> **Your task**
Each record must be retyped in full. No character may differ.
··· Source data ···
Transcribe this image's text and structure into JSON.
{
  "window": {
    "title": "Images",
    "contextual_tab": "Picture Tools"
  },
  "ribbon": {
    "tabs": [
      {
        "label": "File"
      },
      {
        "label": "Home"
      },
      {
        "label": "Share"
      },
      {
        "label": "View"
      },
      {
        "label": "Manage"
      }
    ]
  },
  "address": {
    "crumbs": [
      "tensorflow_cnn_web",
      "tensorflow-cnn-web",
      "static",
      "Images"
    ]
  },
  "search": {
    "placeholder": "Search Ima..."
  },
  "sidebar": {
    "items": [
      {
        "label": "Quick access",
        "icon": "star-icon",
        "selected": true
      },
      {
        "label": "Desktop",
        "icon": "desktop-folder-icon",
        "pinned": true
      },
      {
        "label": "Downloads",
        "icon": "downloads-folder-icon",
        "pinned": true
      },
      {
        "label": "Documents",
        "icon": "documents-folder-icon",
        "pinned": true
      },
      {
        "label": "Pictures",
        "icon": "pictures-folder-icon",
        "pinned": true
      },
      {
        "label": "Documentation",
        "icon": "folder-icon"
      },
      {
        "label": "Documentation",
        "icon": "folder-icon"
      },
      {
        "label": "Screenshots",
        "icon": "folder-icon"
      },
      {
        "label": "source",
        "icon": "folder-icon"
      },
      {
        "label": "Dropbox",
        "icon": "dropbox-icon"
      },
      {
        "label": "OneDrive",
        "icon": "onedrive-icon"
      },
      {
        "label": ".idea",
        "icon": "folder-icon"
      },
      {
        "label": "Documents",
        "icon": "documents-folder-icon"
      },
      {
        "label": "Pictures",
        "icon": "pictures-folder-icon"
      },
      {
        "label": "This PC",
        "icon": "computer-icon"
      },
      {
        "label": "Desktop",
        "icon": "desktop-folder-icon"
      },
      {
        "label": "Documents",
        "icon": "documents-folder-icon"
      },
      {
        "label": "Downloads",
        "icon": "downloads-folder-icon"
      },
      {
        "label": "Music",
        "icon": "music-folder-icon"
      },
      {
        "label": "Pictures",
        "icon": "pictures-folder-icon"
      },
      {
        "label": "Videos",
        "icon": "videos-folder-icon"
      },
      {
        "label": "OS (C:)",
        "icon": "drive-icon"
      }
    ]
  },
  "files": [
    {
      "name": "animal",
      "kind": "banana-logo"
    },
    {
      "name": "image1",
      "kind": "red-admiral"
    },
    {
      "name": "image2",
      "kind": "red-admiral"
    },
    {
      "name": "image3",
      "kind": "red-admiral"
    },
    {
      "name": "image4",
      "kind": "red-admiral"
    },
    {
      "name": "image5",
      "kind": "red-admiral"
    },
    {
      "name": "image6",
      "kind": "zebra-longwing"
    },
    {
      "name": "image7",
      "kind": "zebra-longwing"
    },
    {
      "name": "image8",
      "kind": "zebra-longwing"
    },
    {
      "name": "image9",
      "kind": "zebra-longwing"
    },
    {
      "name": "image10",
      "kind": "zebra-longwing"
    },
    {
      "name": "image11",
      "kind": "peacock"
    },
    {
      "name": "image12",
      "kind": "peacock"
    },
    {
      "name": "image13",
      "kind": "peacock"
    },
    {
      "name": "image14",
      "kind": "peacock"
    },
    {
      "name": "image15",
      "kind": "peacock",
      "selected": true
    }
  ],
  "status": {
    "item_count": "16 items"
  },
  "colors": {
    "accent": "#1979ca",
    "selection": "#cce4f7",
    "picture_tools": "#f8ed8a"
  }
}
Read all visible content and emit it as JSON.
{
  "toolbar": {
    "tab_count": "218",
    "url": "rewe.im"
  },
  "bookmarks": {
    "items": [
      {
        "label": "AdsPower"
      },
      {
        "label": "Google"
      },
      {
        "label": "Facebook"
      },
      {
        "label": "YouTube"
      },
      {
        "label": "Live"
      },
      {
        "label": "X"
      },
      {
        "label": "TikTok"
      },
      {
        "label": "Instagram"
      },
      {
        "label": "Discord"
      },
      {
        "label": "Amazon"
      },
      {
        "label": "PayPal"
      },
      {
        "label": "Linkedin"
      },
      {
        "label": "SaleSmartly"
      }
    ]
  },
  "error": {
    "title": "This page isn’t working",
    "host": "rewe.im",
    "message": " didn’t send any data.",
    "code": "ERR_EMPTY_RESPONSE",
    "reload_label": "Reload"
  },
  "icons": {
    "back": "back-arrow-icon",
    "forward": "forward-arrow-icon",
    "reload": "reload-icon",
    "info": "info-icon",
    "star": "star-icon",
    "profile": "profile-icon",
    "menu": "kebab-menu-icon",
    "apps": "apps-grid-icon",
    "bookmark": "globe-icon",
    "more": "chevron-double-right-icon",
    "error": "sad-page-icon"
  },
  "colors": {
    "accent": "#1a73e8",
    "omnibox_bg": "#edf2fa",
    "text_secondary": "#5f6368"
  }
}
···
> **Reply**
Transcribe this image's text and structure into JSON.
{
  "window": {
    "title": "Images",
    "contextual_tab": "Picture Tools"
  },
  "ribbon": {
    "tabs": [
      {
        "label": "File"
      },
      {
        "label": "Home"
      },
      {
        "label": "Share"
      },
      {
        "label": "View"
      },
      {
        "label": "Manage"
      }
    ]
  },
  "address": {
    "crumbs": [
      "tensorflow_cnn_web",
      "tensorflow-cnn-web",
      "static",
      "Images"
    ]
  },
  "search": {
    "placeholder": "Search Ima..."
  },
  "sidebar": {
    "items": [
      {
        "label": "Quick access",
        "icon": "star-icon",
        "selected": true
      },
      {
        "label": "Desktop",
        "icon": "desktop-folder-icon",
        "pinned": true
      },
      {
        "label": "Downloads",
        "icon": "downloads-folder-icon",
        "pinned": true
      },
      {
        "label": "Documents",
        "icon": "documents-folder-icon",
        "pinned": true
      },
      {
        "label": "Pictures",
        "icon": "pictures-folder-icon",
        "pinned": true
      },
      {
        "label": "Documentation",
        "icon": "folder-icon"
      },
      {
        "label": "Documentation",
        "icon": "folder-icon"
      },
      {
        "label": "Screenshots",
        "icon": "folder-icon"
      },
      {
        "label": "source",
        "icon": "folder-icon"
      },
      {
        "label": "Dropbox",
        "icon": "dropbox-icon"
      },
      {
        "label": "OneDrive",
        "icon": "onedrive-icon"
      },
      {
        "label": ".idea",
        "icon": "folder-icon"
      },
      {
        "label": "Documents",
        "icon": "documents-folder-icon"
      },
      {
        "label": "Pictures",
        "icon": "pictures-folder-icon"
      },
      {
        "label": "This PC",
        "icon": "computer-icon"
      },
      {
        "label": "Desktop",
        "icon": "desktop-folder-icon"
      },
      {
        "label": "Documents",
        "icon": "documents-folder-icon"
      },
      {
        "label": "Downloads",
        "icon": "downloads-folder-icon"
      },
      {
        "label": "Music",
        "icon": "music-folder-icon"
      },
      {
        "label": "Pictures",
        "icon": "pictures-folder-icon"
      },
      {
        "label": "Videos",
        "icon": "videos-folder-icon"
      },
      {
        "label": "OS (C:)",
        "icon": "drive-icon"
      }
    ]
  },
  "files": [
    {
      "name": "animal",
      "kind": "banana-logo"
    },
    {
      "name": "image1",
      "kind": "red-admiral"
    },
    {
      "name": "image2",
      "kind": "red-admiral"
    },
    {
      "name": "image3",
      "kind": "red-admiral"
    },
    {
      "name": "image4",
      "kind": "red-admiral"
    },
    {
      "name": "image5",
      "kind": "red-admiral"
    },
    {
      "name": "image6",
      "kind": "zebra-longwing"
    },
    {
      "name": "image7",
      "kind": "zebra-longwing"
    },
    {
      "name": "image8",
      "kind": "zebra-longwing"
    },
    {
      "name": "image9",
      "kind": "zebra-longwing"
    },
    {
      "name": "image10",
      "kind": "zebra-longwing"
    },
    {
      "name": "image11",
      "kind": "peacock"
    },
    {
      "name": "image12",
      "kind": "peacock"
    },
    {
      "name": "image13",
      "kind": "peacock"
    },
    {
      "name": "image14",
      "kind": "peacock"
    },
    {
      "name": "image15",
      "kind": "peacock",
      "selected": true
    }
  ],
  "status": {
    "item_count": "16 items"
  },
  "colors": {
    "accent": "#1979ca",
    "selection": "#cce4f7",
    "picture_tools": "#f8ed8a"
  }
}
Read all visible content and emit it as JSON.
{
  "toolbar": {
    "tab_count": "218",
    "url": "rewe.im"
  },
  "bookmarks": {
    "items": [
      {
        "label": "AdsPower"
      },
      {
        "label": "Google"
      },
      {
        "label": "Facebook"
      },
      {
        "label": "YouTube"
      },
      {
        "label": "Live"
      },
      {
        "label": "X"
      },
      {
        "label": "TikTok"
      },
      {
        "label": "Instagram"
      },
      {
        "label": "Discord"
      },
      {
        "label": "Amazon"
      },
      {
        "label": "PayPal"
      },
      {
        "label": "Linkedin"
      },
      {
        "label": "SaleSmartly"
      }
    ]
  },
  "error": {
    "title": "This page isn’t working",
    "host": "rewe.im",
    "message": " didn’t send any data.",
    "code": "ERR_EMPTY_RESPONSE",
    "reload_label": "Reload"
  },
  "icons": {
    "back": "back-arrow-icon",
    "forward": "forward-arrow-icon",
    "reload": "reload-icon",
    "info": "info-icon",
    "star": "star-icon",
    "profile": "profile-icon",
    "menu": "kebab-menu-icon",
    "apps": "apps-grid-icon",
    "bookmark": "globe-icon",
    "more": "chevron-double-right-icon",
    "error": "sad-page-icon"
  },
  "colors": {
    "accent": "#1a73e8",
    "omnibox_bg": "#edf2fa",
    "text_secondary": "#5f6368"
  }
}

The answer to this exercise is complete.